YOUR ASSIGNMENT:
Filter the entries down to the lines holding "gold", then copy those lines.

[Element data from apps and pages]
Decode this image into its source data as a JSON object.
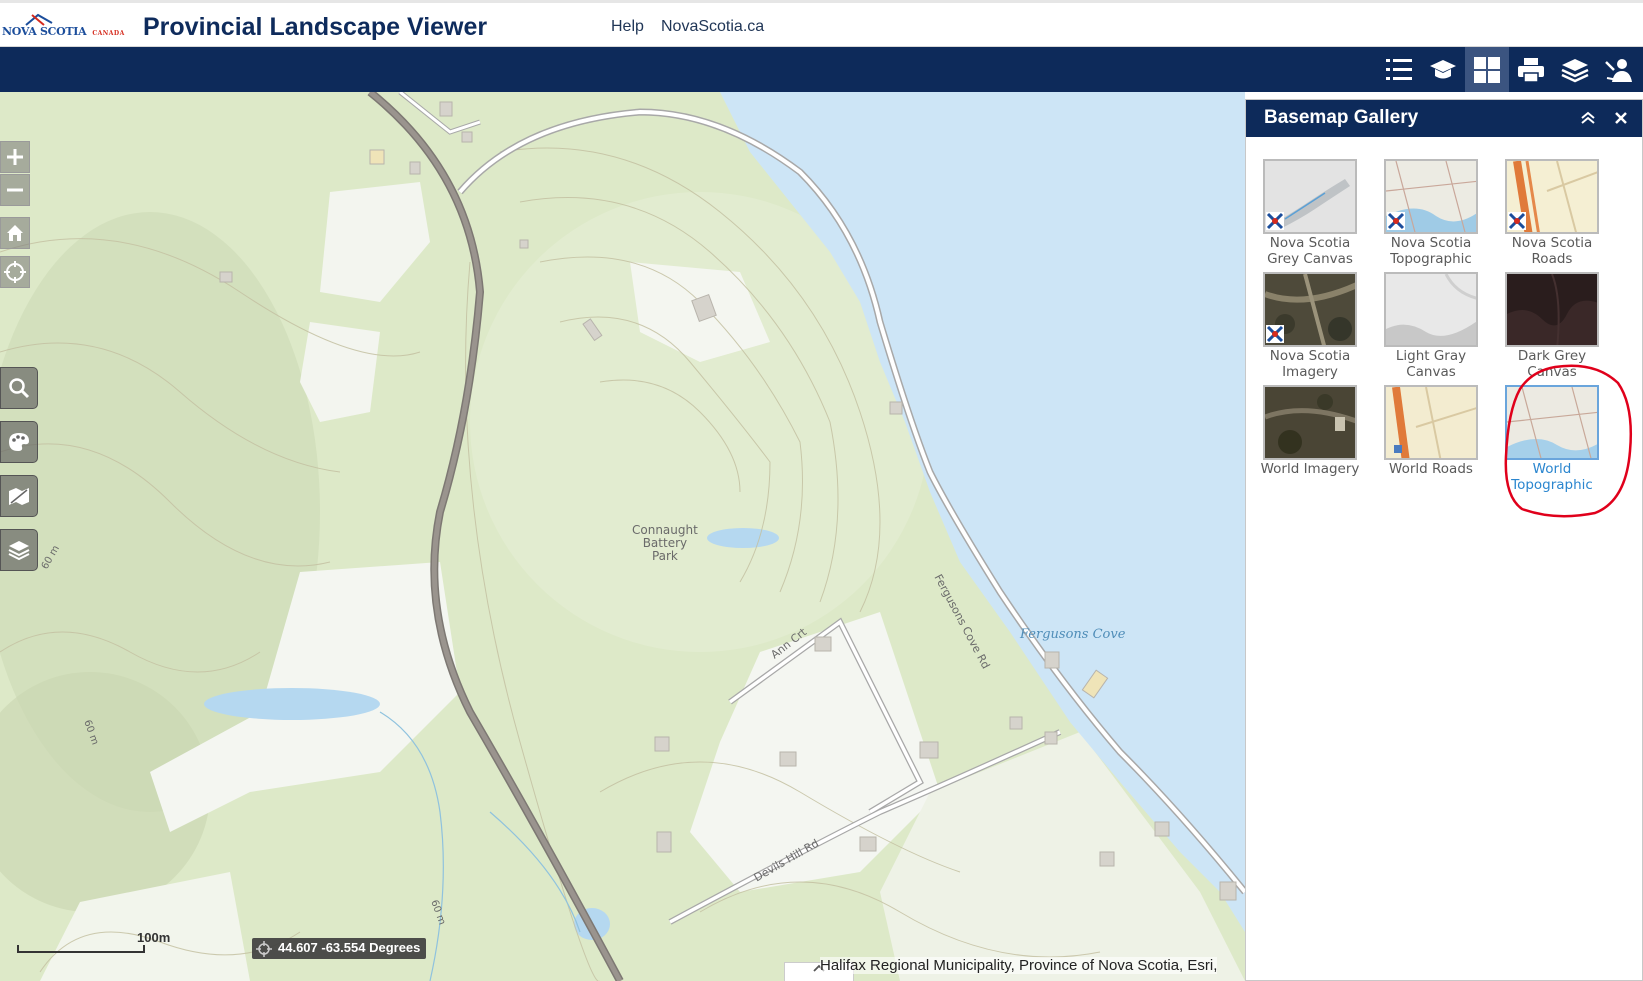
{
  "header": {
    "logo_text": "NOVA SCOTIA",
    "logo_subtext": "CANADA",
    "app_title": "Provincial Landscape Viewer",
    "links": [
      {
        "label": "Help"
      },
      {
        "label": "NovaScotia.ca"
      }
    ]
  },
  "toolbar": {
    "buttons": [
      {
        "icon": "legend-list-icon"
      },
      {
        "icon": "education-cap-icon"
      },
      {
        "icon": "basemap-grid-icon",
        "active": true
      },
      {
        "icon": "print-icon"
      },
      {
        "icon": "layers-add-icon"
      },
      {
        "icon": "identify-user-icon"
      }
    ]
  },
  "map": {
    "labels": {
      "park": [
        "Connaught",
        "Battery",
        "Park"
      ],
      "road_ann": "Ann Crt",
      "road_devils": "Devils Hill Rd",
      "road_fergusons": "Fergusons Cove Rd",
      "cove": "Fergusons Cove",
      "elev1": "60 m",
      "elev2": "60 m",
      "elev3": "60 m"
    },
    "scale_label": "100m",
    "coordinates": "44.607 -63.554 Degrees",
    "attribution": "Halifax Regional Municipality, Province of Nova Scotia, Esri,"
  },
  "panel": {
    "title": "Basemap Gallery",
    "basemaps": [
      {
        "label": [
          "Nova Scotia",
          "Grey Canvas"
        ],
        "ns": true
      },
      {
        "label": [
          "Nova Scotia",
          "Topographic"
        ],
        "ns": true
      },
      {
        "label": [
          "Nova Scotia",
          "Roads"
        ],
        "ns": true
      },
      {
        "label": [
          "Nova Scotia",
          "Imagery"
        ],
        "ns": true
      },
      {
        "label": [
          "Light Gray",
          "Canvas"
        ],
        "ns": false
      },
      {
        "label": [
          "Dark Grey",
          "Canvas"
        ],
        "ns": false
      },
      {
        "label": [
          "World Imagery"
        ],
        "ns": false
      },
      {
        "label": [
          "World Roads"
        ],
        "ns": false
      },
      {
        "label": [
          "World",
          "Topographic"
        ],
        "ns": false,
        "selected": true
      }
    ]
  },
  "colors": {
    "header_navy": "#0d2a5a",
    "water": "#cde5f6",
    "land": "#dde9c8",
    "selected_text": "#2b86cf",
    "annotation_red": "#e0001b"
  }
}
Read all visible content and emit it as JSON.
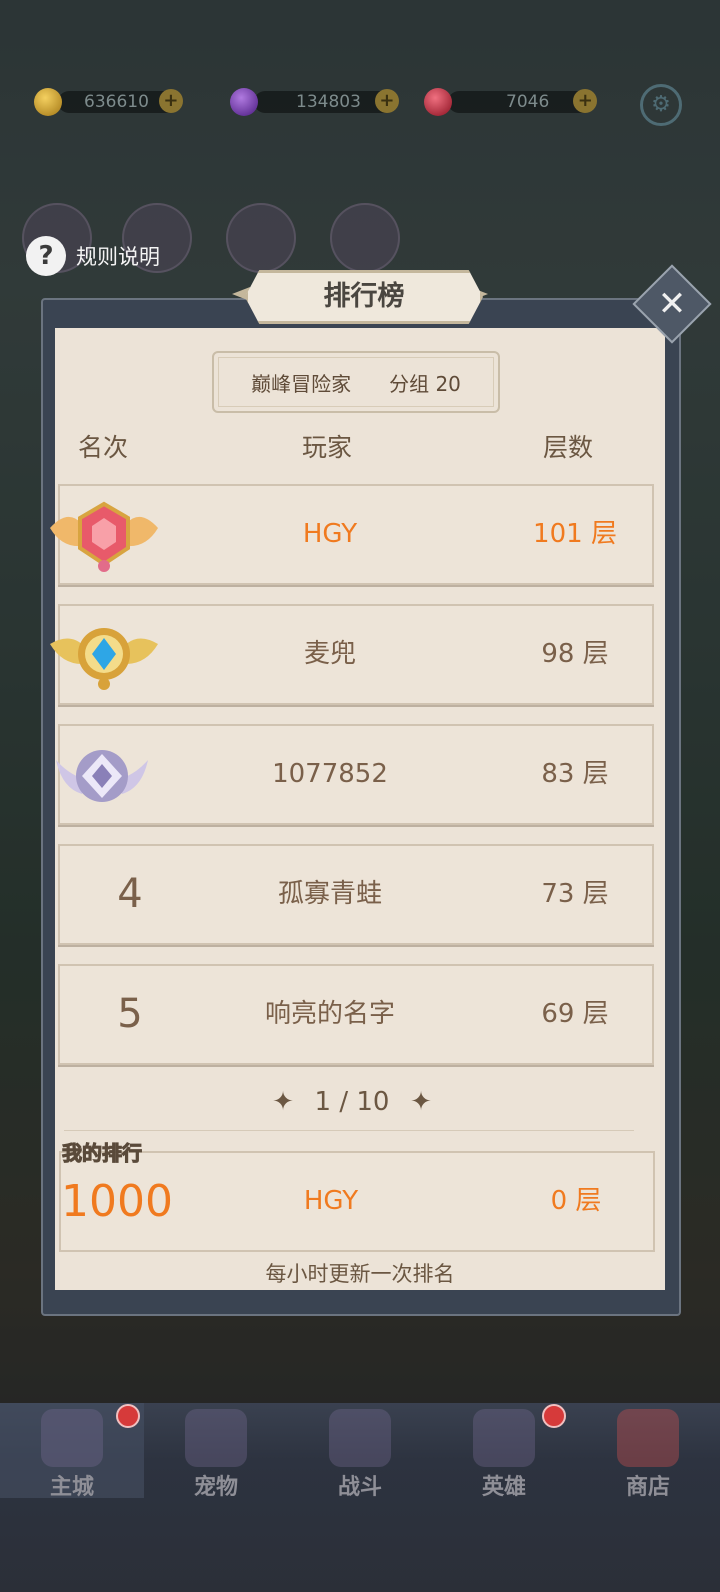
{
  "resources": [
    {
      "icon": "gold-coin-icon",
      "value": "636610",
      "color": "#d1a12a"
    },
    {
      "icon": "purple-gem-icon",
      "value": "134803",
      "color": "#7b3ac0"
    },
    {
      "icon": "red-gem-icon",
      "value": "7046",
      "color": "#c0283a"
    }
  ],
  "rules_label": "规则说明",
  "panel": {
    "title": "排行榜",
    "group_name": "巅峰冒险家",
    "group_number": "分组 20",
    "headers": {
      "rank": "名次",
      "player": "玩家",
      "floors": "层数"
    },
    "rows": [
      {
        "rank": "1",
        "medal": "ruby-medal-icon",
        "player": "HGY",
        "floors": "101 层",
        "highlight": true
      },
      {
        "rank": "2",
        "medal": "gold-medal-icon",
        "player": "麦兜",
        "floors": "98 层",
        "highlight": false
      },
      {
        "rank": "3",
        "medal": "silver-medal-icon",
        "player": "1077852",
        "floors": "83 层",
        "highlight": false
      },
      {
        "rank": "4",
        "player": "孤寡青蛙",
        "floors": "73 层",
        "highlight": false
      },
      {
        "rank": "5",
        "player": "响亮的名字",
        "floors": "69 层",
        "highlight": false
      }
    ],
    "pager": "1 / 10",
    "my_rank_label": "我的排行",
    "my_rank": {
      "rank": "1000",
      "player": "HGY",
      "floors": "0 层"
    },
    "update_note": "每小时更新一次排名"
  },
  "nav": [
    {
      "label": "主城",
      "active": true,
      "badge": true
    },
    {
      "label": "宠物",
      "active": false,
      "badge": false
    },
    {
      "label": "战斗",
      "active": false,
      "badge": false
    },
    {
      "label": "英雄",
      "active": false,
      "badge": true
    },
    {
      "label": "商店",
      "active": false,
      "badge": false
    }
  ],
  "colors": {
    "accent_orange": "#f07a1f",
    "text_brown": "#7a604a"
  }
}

WRITTEN REPLY:
      "icon": "gold-coin-icon",
        "medal": "gold-medal-icon",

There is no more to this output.